I haven’t been on a date date in a very long time. So I have no recent first hand experience with dating and date-appropriate outfits. Of course, Greg and I do have date night and in that case I’ll wear something that he especially likes, which means NO ruffles or extra shiny fabrications.
I do have a lot of recent second hand experience with dating outfits though. I have many single clients, at many different stages of life, that request my help with date-appropriate attire. We often end up building “a date wear capsule”, which also includes daywear options because a date can mean a mid morning cup of coffee, an early afternoon stroll, or a ball game.
I suggest to my clients that above all else, they should choose a dating outfit that makes them feel comfortable and confident. For some this means jeans, blouse and boots. For others it means a casual dress, denim jacket or cardigan. Or it can mean a skirt and top, trousers and sweater, jacket and short shorts, or sheath and heels.
Being comfortable also has to do with how you relate to your context. In other words, your outfit should be appropriate for the occasion on the casual/formal scale. You might not be comfortable wearing a cocktail dress when everyone else is in jeans, and vice versa.
So the basics are all about you being relaxed in your outfit: How you feel wearing it and how it fits the occasion. Seems simple enough. But my experience with clients tells me this is easier said than done. There are two deeper questions that almost always come up.
The first question is around the extent to which you are going to reflect your normal fashion persona. Personally, I fall into the “just be yourself” camp. If you are a dramatic, trendy and flamboyant dresser, this should come through in your date wear. If you are a modest, preppy and classic dresser, show off these great looks. Dress romantically if that tickles your fancy. If arty and edgy ensembles are your thing, don’t hide them. It’s best that your date sees the way you normally dress straight off the bat.
Of course, there are also good arguments for playing it safe on date night, tempering your style to avoid preconceived judgements. Perhaps you will stick to neutral colours instead of your normal brights, or forgo the clanking and jiggling jewelry that you normally wear. Maybe you’ll go without your favourite perfume in case your date has allergies. Maybe you’ll wear contact lenses instead of your specs.
The second tricky question concerns the alluring factor. Should you show more skin at date time? Should you wear something form fitting? My advice on this one is, again, to be yourself. If you are a naturally modest dresser, don’t feel the pressure to wear something more tight or revealing. If you feel good showing some more curve and skin, go for it. Keeping in mind the dress code of course.
These are the main questions that I thrash out with my clients. Some want to pull out all the stops and look as alluring and dramatic as possible at date time. Others feel they should reign in their eclectic style and play it safe. There are no right answers that apply universally to all women — ultimately the right thing for you will be the decision that makes you the most comfortable and confident. Then you can relax and have fun.

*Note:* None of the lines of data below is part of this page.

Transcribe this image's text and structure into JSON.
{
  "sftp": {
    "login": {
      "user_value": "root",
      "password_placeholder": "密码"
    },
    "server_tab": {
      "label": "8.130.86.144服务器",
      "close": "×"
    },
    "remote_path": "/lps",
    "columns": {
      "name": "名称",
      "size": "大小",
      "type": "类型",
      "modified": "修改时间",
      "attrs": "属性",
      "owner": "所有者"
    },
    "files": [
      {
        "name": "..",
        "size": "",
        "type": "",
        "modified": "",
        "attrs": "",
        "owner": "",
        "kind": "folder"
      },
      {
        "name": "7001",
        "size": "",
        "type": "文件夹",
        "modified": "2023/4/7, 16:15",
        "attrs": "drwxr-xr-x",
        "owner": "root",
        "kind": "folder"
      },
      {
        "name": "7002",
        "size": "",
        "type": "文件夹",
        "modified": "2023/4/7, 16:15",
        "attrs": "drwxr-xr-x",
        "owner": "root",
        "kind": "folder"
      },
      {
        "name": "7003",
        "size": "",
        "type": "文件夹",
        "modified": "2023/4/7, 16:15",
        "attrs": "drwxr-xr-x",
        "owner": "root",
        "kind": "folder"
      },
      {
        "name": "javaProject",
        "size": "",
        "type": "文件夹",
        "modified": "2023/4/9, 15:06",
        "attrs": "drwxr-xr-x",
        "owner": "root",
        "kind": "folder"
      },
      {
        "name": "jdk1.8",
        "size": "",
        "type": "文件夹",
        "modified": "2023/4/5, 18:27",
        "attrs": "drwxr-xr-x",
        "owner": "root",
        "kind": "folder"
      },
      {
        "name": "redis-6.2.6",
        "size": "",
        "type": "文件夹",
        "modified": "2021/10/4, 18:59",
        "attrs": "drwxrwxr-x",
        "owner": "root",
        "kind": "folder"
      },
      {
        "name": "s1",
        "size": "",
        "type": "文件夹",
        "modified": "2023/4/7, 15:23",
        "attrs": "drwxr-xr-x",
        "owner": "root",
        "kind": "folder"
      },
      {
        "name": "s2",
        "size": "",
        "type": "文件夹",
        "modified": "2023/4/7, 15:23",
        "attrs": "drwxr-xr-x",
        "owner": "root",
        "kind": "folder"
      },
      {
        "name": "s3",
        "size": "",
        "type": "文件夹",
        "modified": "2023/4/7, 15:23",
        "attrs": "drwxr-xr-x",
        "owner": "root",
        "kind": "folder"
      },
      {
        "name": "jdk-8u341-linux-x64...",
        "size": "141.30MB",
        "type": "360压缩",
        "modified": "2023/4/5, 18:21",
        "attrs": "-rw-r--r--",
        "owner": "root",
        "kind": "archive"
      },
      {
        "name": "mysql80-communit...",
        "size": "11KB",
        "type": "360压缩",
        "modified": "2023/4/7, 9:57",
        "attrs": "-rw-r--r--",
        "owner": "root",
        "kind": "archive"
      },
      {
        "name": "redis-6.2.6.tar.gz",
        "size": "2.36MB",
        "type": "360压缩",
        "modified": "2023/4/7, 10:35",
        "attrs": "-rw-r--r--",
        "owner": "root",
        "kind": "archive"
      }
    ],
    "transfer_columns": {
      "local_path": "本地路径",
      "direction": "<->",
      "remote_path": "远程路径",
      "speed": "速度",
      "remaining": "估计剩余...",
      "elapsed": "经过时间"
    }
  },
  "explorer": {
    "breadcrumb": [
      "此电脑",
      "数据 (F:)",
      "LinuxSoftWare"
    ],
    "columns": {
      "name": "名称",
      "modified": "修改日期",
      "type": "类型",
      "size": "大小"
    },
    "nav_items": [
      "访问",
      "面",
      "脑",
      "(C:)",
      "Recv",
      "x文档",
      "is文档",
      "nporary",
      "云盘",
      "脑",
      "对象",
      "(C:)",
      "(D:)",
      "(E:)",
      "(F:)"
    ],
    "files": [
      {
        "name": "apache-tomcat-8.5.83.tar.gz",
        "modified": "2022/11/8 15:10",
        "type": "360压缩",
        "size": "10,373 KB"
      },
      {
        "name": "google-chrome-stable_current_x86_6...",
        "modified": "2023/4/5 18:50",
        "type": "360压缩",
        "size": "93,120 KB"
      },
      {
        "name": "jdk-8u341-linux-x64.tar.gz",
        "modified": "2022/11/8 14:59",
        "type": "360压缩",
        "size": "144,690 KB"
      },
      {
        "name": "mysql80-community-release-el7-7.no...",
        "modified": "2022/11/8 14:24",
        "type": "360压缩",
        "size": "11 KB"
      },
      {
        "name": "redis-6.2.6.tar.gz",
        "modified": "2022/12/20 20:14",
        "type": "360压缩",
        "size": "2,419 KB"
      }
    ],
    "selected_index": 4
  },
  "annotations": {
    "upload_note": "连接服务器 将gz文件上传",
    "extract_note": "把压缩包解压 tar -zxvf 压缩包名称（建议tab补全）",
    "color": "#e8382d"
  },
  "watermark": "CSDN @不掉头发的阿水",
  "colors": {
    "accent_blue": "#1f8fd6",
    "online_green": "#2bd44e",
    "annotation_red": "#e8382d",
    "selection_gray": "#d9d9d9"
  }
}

I would love to hear your point of view on how to dress for a date. Whether you are currently on the dating circuit of not, what are your suggestions for date-appropriate attire?